**Supplied entries:**
-- -- --

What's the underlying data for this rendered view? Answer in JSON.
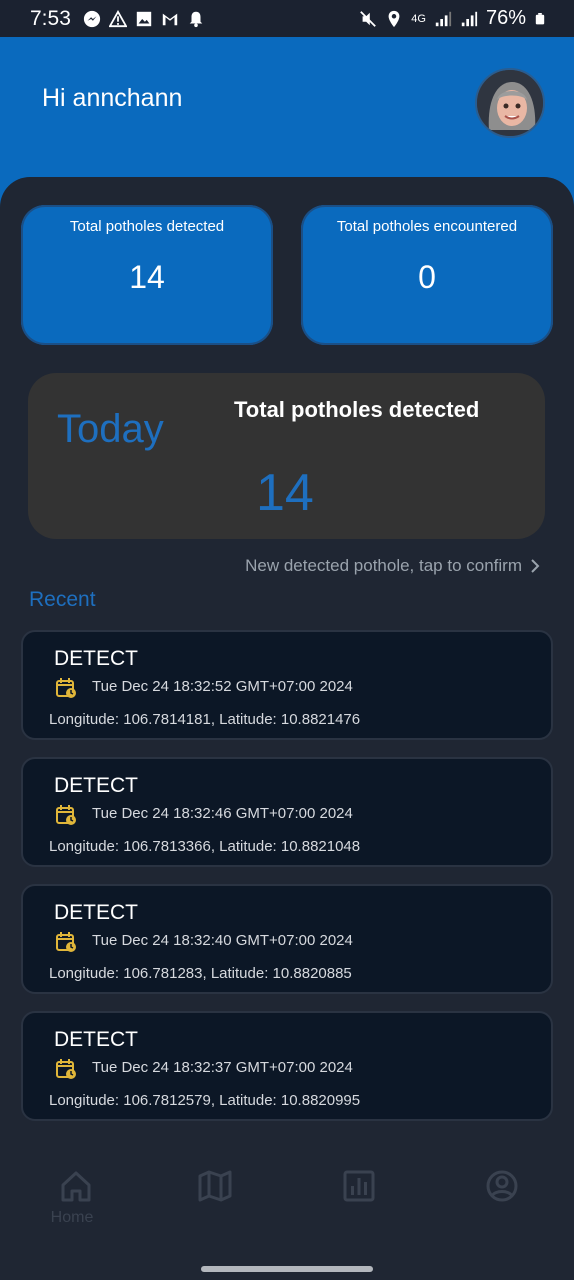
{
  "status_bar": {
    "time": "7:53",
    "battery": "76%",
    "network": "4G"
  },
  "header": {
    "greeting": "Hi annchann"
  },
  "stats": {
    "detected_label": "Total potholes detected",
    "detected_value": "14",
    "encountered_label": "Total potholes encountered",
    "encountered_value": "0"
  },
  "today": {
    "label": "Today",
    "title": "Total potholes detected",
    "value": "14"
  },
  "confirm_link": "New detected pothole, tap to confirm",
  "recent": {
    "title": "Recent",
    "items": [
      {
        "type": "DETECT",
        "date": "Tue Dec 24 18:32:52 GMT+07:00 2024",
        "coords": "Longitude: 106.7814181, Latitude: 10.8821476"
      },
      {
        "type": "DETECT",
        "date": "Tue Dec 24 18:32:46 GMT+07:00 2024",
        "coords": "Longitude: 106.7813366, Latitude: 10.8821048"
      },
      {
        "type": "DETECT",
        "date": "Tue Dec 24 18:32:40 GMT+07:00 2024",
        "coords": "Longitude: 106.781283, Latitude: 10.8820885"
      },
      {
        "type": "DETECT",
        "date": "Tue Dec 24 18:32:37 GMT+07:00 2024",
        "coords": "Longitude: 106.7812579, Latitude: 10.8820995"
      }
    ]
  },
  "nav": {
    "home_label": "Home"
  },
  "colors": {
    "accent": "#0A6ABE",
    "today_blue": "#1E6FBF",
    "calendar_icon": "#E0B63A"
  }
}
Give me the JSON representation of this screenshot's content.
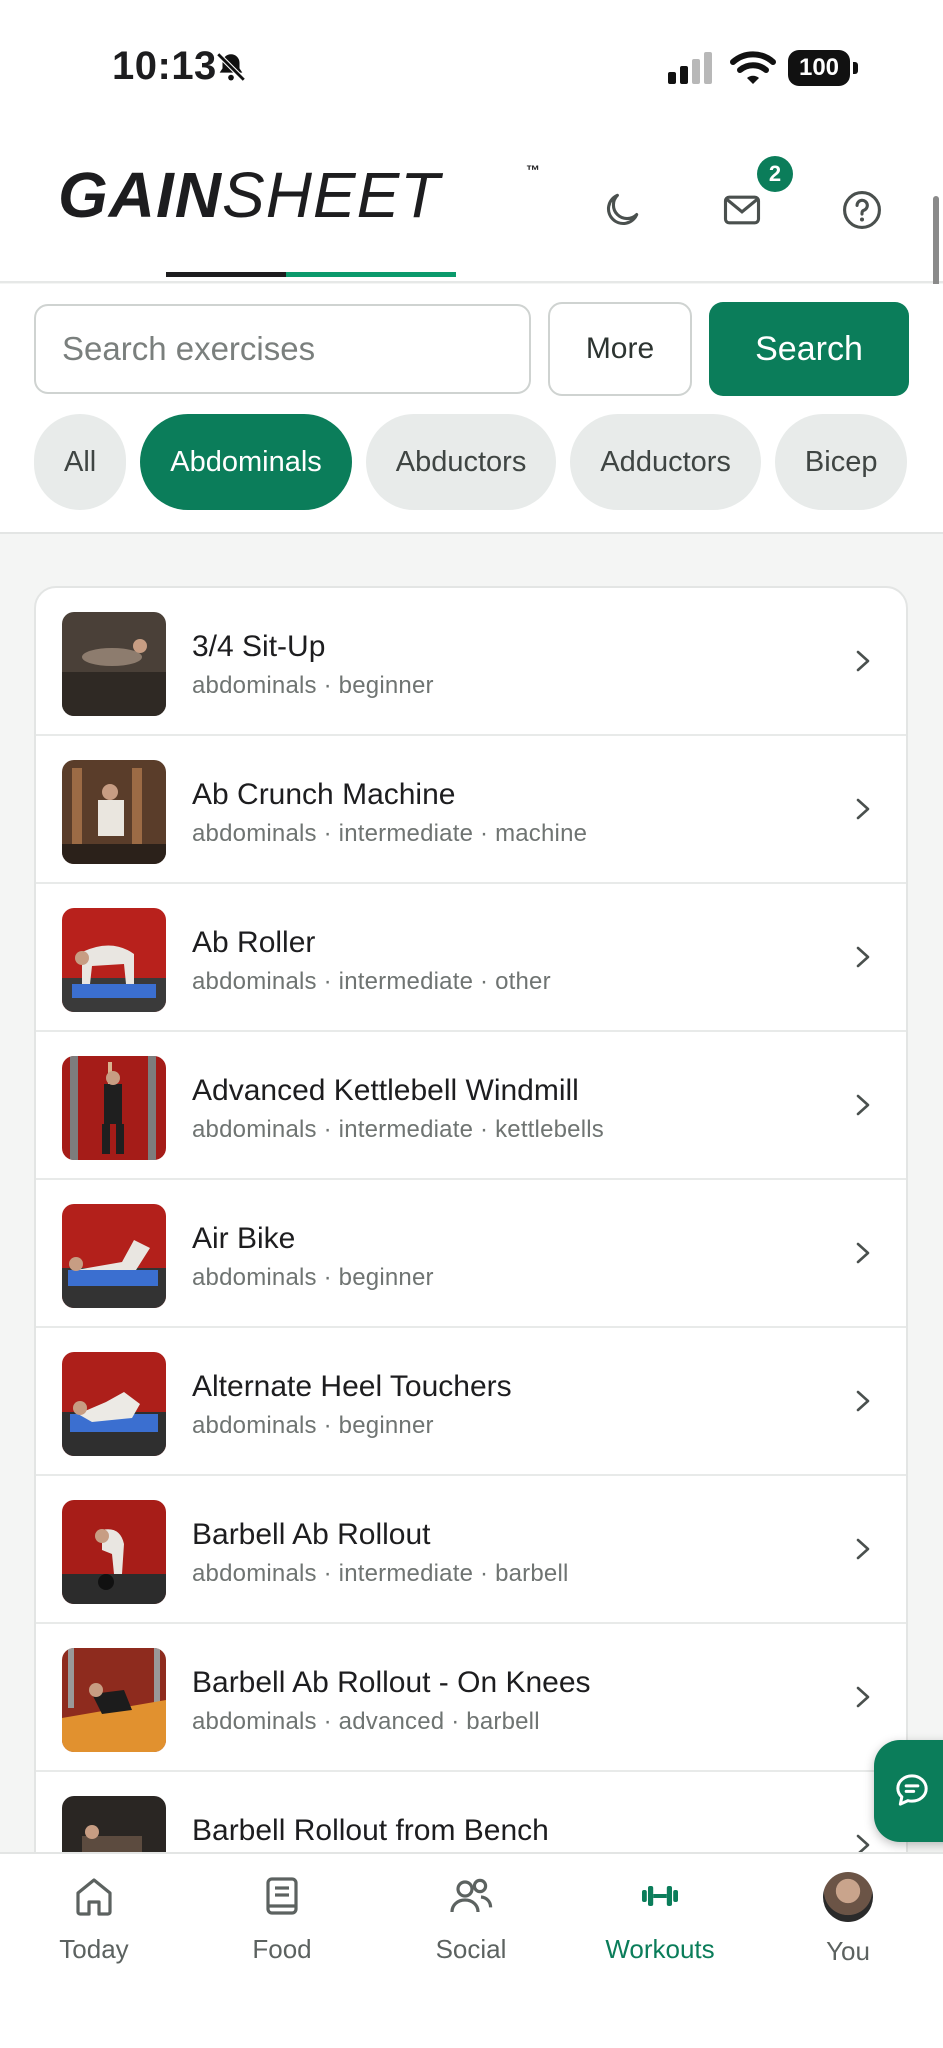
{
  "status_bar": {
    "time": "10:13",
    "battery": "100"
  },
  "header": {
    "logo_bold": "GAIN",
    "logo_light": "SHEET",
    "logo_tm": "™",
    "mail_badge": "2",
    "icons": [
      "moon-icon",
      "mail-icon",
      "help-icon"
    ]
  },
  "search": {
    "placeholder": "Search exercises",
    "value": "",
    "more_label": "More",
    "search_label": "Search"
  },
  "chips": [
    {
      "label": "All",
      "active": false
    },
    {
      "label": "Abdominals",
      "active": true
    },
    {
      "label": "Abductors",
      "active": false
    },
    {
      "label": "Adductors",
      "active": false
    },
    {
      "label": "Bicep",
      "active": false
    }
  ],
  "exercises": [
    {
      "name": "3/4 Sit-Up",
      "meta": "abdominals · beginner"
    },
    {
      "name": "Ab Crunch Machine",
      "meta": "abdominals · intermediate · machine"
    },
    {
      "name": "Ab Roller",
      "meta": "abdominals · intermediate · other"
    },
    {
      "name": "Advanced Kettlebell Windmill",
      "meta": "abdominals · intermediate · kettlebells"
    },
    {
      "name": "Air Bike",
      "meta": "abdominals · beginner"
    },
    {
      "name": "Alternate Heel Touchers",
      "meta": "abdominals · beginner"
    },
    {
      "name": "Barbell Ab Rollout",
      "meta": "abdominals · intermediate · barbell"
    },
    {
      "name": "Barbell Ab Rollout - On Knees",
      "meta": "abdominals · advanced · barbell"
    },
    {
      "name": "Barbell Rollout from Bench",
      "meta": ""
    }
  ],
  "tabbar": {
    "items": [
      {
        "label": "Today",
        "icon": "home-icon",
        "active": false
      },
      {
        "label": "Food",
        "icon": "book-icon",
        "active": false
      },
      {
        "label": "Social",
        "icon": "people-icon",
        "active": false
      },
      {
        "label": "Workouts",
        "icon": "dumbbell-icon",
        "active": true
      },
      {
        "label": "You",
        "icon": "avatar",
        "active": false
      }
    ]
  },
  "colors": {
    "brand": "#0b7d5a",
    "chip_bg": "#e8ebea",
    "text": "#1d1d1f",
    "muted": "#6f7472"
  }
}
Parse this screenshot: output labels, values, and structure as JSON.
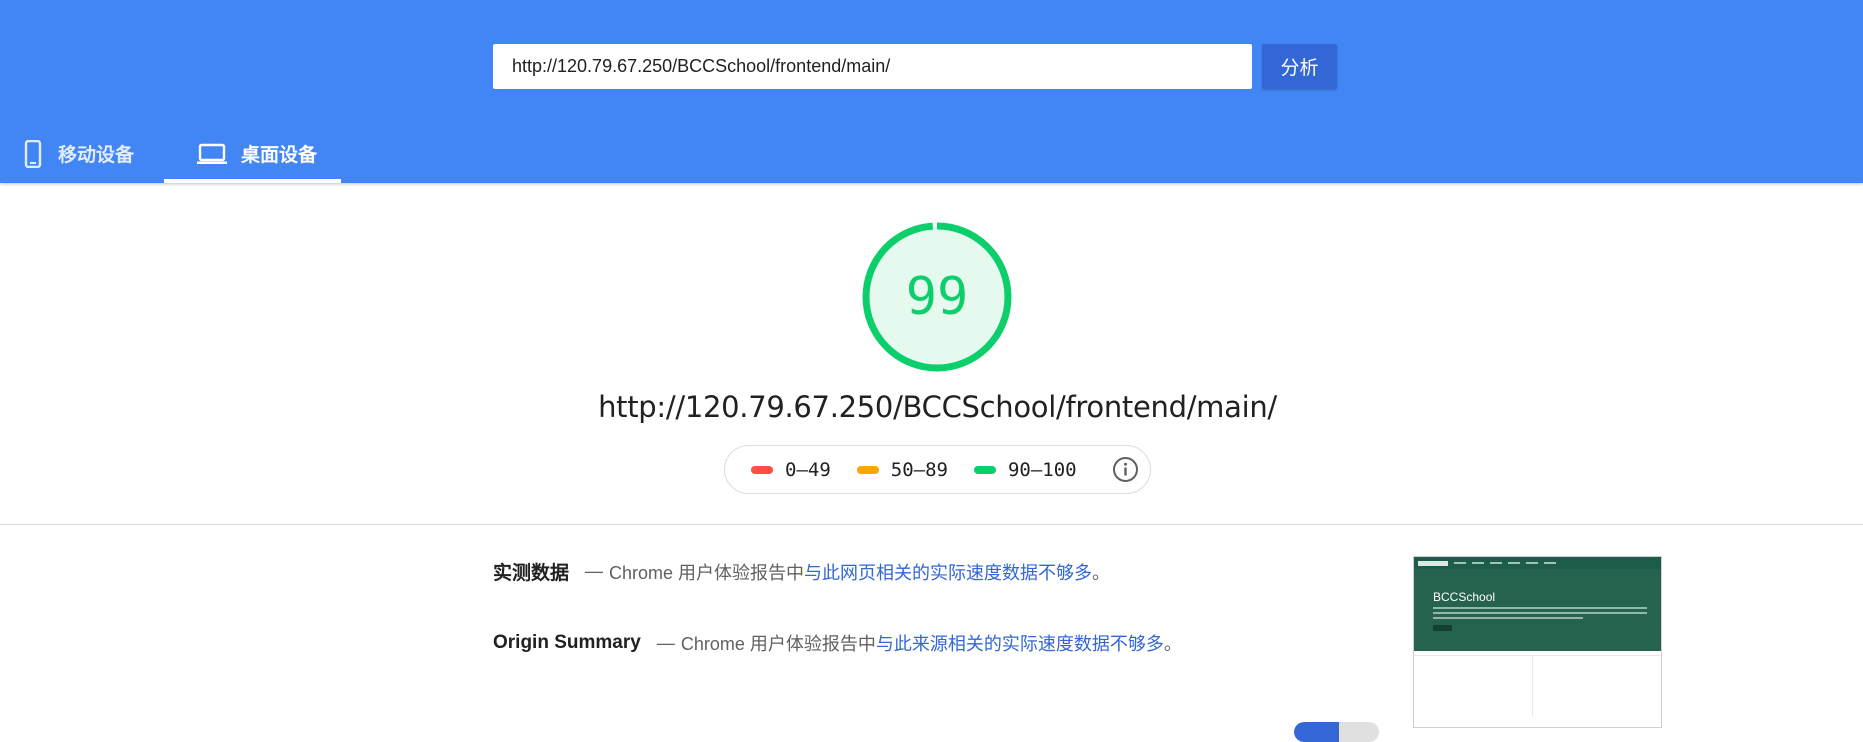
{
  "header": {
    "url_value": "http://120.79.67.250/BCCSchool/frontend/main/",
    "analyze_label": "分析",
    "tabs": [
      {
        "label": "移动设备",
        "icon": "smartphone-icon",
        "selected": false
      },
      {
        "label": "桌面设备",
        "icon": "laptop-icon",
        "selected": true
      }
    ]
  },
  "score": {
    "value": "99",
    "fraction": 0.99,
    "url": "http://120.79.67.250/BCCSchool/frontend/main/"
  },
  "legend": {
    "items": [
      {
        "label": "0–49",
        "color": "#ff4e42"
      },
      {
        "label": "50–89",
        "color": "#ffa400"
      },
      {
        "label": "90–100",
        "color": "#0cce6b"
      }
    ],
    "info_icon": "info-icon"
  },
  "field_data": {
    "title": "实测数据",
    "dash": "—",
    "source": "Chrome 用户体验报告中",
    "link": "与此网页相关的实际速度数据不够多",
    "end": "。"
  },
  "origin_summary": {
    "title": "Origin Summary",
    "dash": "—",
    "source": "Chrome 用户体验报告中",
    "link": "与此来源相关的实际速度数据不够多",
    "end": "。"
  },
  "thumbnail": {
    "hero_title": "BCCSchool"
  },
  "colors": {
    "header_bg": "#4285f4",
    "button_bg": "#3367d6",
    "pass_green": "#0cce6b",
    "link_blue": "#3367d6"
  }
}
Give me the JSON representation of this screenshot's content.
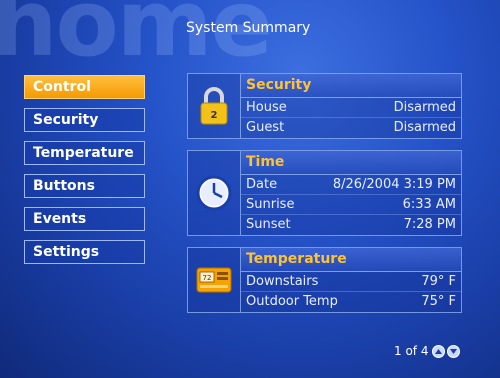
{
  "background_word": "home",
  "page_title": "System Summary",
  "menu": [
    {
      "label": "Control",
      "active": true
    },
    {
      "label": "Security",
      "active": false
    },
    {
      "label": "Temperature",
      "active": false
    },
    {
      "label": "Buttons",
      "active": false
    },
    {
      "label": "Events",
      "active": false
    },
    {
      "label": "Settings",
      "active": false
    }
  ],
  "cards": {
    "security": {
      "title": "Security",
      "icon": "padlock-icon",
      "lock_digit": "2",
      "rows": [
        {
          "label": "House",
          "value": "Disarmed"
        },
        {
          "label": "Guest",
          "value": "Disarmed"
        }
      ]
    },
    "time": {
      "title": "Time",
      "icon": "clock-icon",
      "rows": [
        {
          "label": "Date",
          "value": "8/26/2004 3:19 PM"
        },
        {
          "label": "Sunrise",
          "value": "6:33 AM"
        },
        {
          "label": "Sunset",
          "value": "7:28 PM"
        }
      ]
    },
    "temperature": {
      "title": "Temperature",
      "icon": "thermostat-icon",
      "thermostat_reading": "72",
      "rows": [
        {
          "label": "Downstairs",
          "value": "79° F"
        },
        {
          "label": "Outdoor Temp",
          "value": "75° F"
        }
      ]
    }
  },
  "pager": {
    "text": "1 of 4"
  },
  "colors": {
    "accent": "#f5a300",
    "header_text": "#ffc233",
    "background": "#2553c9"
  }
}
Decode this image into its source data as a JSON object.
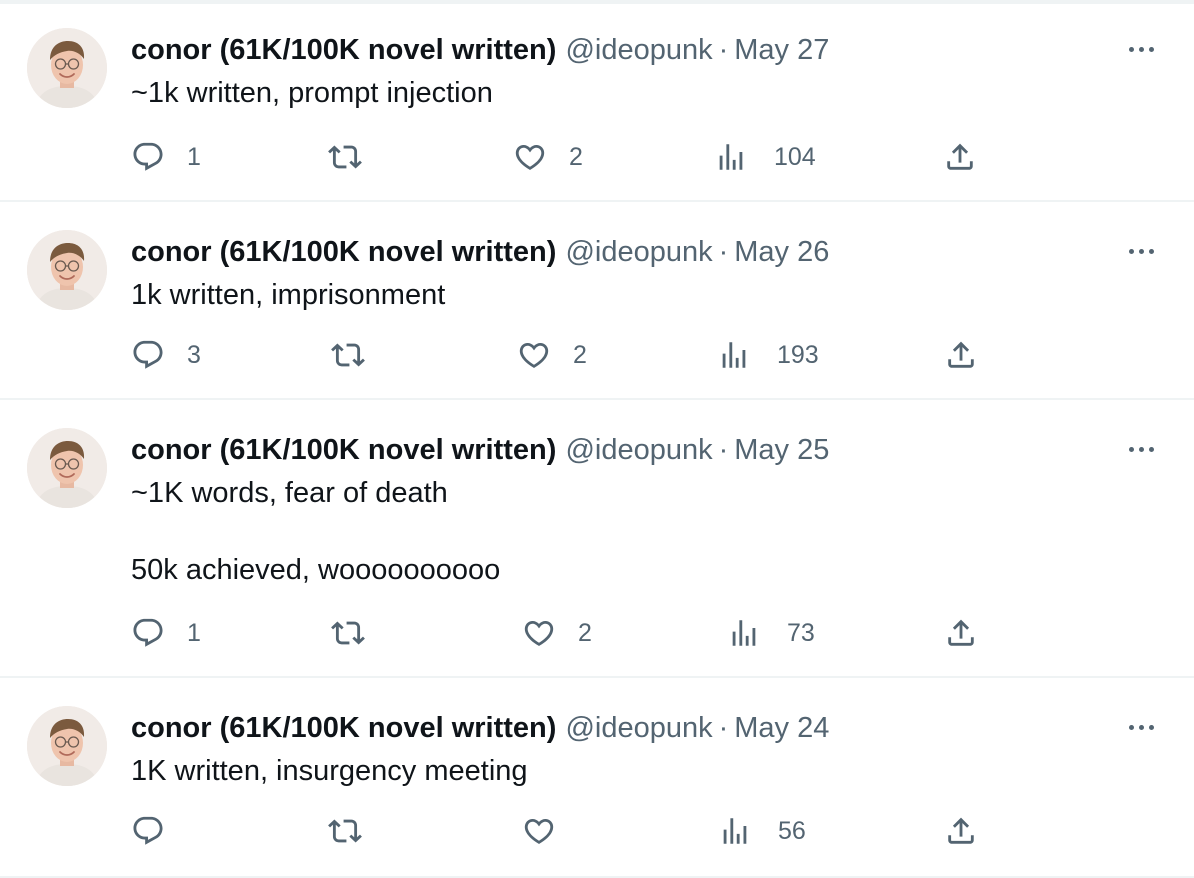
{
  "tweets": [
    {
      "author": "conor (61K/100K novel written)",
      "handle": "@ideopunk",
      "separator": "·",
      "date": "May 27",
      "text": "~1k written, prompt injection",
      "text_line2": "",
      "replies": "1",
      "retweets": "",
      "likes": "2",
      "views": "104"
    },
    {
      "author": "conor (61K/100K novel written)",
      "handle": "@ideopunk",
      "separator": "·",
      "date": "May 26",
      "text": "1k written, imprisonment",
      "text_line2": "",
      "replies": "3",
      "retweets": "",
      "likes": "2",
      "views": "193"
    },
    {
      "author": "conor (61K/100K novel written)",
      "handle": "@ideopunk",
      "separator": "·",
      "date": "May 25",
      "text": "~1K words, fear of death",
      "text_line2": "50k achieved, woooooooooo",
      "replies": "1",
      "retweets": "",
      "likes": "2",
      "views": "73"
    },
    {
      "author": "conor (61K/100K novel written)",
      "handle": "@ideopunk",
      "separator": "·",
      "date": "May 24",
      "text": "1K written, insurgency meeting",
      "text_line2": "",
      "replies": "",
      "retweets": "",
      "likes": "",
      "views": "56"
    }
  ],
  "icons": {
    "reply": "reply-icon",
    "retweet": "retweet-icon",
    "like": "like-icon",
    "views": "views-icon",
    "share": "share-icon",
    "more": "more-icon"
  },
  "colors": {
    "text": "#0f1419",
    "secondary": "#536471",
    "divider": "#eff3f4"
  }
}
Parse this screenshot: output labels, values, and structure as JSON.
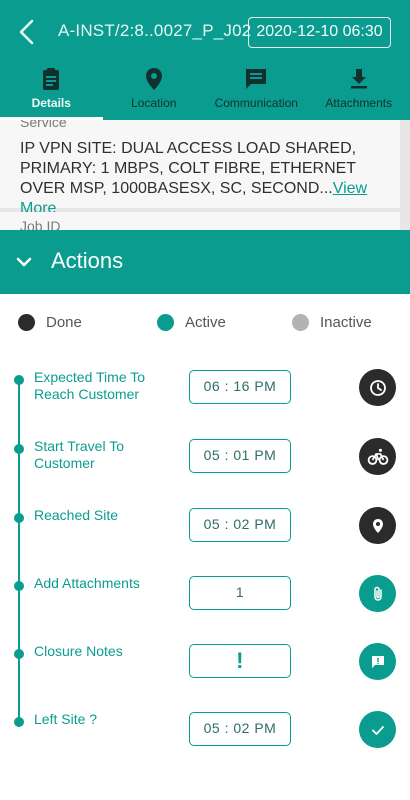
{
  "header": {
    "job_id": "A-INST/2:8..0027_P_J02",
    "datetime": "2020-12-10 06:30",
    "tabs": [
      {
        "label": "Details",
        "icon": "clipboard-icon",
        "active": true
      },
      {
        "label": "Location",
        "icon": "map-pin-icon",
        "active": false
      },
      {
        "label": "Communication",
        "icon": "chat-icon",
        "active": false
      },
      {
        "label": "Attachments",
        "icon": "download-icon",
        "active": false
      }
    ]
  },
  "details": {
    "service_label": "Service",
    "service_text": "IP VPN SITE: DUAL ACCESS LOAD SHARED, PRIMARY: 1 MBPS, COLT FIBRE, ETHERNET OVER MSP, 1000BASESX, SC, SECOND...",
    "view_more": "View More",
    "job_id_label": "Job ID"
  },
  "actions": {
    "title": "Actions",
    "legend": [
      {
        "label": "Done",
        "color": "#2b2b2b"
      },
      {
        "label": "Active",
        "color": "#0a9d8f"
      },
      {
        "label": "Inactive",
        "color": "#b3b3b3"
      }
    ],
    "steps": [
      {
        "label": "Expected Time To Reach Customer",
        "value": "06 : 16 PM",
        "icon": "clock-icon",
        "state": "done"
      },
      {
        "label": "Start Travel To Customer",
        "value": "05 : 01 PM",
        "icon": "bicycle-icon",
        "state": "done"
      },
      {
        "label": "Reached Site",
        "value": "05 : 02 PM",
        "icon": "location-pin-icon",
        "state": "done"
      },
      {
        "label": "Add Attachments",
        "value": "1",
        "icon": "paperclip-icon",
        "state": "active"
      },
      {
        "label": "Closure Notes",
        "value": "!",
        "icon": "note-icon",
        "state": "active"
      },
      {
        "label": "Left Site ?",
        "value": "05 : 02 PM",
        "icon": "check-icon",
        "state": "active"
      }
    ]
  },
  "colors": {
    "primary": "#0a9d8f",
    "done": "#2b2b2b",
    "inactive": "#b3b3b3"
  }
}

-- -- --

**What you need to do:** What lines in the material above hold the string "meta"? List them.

**Response:**
      "meta": "abdominals · beginner"
      "meta": "abdominals · intermediate · machine"
      "meta": "abdominals · intermediate · other"
      "meta": "abdominals · intermediate · kettlebells"
      "meta": "abdominals · beginner"
      "meta": "abdominals · beginner"
      "meta": "abdominals · intermediate · barbell"
      "meta": "abdominals · advanced · barbell"
      "meta": ""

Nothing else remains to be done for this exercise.